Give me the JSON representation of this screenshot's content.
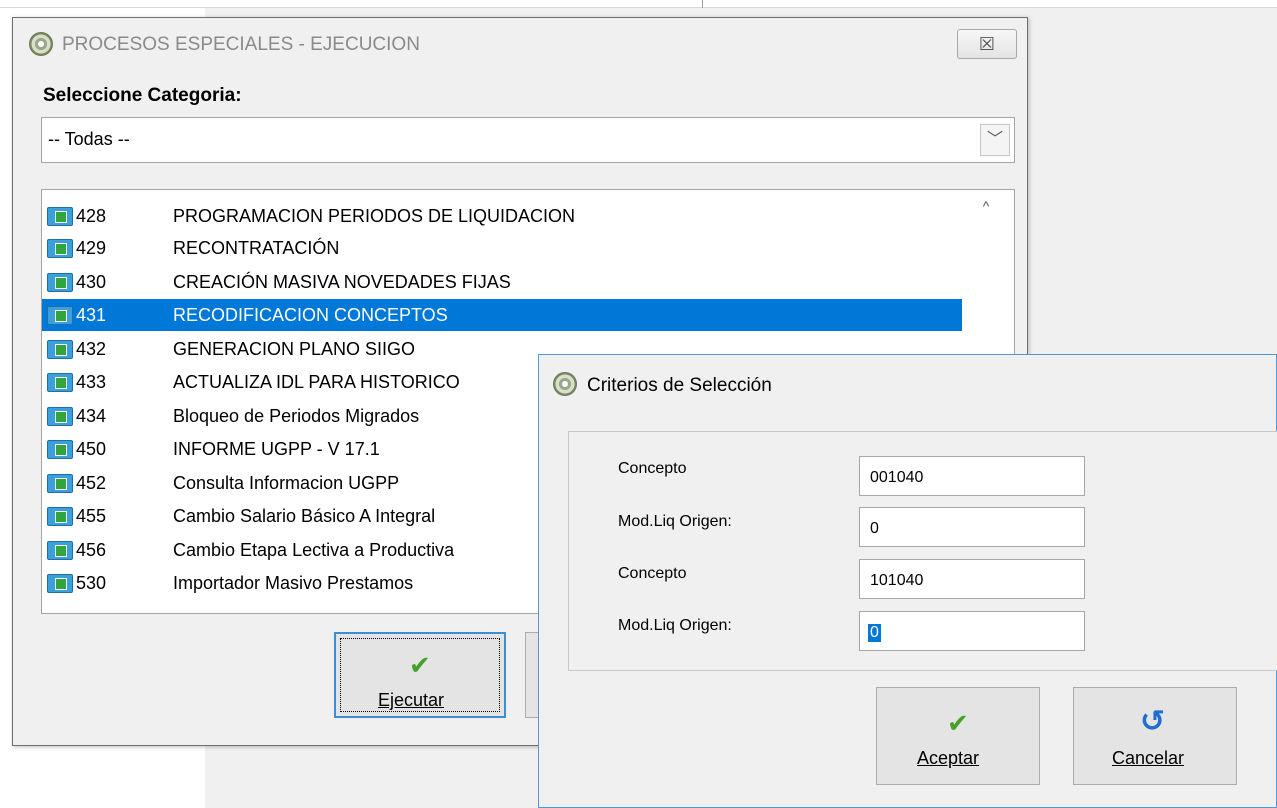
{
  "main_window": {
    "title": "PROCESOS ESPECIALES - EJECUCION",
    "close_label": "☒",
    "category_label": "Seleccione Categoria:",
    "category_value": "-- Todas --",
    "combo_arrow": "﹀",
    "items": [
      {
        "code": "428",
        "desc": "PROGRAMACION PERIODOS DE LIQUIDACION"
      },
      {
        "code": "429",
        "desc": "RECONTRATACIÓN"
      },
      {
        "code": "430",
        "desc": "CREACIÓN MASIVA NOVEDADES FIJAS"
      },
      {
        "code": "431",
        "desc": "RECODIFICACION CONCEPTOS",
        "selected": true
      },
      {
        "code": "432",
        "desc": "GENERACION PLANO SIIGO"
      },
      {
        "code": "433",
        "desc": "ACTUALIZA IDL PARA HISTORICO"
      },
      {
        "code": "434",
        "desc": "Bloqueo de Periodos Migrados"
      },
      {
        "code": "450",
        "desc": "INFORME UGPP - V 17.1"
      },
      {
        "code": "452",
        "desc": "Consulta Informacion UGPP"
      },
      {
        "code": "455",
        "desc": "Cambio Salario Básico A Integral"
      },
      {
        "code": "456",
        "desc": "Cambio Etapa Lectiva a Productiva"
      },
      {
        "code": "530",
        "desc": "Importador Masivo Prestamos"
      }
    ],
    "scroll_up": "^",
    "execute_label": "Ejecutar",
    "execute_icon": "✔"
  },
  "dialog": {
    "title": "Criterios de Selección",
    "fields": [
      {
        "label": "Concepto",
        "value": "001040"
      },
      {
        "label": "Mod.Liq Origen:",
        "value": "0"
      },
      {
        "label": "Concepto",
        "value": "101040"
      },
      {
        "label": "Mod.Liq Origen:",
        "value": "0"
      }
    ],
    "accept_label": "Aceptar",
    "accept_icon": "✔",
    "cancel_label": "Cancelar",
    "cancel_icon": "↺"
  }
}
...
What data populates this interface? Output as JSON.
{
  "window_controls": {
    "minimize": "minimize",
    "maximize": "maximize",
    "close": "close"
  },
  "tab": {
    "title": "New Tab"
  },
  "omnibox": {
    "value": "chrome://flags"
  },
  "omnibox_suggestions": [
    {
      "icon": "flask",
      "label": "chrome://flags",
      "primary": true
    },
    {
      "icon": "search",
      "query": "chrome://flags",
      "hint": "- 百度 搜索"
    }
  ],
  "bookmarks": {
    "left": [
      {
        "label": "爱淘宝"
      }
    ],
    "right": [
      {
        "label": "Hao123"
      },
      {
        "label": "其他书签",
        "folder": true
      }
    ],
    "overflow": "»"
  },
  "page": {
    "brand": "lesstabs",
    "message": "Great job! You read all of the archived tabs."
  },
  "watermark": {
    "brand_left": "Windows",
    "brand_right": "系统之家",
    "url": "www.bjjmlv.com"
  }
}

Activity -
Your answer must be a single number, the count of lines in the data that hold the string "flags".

Written solution -
3